The problem:
Count how many lines in the data hold the word "enabled", and give that number alone.

Information provided:

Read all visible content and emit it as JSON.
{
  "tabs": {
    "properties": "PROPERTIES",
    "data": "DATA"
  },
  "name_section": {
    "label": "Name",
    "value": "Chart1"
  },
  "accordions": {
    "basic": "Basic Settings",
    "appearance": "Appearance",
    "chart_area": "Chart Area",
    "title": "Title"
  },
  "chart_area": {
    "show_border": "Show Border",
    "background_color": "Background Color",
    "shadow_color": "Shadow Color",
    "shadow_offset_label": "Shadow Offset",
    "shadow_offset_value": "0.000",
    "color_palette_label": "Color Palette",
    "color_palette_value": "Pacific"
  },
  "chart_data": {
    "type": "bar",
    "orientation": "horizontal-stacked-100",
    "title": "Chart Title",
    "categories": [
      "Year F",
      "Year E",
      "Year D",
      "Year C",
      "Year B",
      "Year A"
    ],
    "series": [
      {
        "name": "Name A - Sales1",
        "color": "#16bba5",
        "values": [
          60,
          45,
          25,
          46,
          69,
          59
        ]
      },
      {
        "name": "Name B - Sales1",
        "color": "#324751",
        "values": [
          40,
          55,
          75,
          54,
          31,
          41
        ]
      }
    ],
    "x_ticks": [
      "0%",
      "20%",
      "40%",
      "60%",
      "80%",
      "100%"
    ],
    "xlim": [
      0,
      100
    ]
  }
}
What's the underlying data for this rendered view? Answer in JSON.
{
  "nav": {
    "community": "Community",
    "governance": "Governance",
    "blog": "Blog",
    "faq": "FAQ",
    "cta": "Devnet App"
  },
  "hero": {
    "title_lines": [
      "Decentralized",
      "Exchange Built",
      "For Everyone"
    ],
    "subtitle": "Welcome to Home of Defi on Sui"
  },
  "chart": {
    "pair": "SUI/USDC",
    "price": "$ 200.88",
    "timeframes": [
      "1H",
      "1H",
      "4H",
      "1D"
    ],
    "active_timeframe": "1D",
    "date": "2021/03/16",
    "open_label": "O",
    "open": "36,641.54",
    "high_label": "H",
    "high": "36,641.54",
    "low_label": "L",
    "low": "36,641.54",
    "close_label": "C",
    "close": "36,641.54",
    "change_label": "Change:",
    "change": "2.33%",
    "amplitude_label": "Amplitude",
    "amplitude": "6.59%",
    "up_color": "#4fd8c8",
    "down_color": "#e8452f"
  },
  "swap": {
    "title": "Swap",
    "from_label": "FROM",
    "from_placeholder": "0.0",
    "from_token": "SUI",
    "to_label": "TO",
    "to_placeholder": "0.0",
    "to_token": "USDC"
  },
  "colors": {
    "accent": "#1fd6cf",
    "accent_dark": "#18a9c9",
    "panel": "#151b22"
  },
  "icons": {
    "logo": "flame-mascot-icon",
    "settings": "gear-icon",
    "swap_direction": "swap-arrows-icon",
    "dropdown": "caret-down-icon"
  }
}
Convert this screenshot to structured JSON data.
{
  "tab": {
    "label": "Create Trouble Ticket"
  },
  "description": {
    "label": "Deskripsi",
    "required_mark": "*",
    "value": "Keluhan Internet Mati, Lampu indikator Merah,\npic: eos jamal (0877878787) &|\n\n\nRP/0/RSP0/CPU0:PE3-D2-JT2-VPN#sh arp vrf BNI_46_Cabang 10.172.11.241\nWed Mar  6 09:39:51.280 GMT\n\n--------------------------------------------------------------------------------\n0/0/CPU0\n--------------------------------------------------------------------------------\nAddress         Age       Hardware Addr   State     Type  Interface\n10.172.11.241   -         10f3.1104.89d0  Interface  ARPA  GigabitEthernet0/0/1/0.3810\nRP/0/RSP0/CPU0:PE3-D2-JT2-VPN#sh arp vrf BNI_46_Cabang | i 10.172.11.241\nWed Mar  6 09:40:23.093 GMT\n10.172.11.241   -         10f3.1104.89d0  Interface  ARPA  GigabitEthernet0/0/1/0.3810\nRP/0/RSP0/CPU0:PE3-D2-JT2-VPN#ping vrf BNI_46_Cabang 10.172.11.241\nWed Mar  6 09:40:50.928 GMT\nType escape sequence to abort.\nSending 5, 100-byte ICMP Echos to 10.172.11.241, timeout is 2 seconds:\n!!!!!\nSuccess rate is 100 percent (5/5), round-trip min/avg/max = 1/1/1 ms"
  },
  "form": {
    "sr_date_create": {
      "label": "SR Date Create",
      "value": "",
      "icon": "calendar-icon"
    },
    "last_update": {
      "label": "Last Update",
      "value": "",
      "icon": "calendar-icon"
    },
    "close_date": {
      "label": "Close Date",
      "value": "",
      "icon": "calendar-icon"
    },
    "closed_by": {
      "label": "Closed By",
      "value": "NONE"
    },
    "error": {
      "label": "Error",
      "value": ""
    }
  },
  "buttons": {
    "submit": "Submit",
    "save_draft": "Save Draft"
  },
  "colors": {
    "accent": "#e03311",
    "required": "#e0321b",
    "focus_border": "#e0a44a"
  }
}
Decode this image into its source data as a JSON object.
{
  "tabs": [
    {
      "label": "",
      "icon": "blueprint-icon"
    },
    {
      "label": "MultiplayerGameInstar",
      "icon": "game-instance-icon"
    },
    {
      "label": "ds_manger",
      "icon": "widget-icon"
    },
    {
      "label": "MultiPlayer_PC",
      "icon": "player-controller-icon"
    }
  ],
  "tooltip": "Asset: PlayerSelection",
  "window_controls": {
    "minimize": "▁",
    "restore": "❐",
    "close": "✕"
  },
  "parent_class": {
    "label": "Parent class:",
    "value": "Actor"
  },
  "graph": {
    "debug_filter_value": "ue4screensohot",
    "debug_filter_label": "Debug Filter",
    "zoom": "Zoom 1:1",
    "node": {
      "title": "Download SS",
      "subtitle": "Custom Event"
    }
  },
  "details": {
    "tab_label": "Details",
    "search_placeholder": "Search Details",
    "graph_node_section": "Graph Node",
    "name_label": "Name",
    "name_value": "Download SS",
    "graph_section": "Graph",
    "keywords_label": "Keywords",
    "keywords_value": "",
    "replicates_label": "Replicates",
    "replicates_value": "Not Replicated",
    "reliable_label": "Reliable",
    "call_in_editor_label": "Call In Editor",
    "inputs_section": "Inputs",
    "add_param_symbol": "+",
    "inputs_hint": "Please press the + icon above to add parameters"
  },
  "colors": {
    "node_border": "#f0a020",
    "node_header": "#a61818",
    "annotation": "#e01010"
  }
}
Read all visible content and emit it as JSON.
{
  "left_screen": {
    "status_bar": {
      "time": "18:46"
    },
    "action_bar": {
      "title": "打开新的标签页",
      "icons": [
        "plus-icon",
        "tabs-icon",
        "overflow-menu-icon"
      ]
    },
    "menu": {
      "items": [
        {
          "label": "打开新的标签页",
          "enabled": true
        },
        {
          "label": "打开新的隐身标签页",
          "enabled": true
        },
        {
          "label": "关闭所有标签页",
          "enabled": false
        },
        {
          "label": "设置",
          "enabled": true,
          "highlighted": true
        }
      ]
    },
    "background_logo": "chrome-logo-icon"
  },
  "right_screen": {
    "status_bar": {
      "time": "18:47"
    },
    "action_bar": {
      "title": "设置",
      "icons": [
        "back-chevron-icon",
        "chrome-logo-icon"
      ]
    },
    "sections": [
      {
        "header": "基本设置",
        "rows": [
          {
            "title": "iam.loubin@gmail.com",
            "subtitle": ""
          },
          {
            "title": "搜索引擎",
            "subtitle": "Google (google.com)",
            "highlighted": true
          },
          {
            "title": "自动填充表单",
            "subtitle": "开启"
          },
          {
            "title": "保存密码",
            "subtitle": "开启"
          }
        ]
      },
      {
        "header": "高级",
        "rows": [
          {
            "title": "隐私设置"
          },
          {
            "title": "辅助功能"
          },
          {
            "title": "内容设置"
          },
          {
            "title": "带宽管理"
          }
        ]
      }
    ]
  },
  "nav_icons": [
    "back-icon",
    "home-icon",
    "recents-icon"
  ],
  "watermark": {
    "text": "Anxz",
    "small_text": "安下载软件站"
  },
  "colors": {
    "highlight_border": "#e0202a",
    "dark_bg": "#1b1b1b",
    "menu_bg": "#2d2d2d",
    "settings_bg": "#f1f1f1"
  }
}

Solution:
4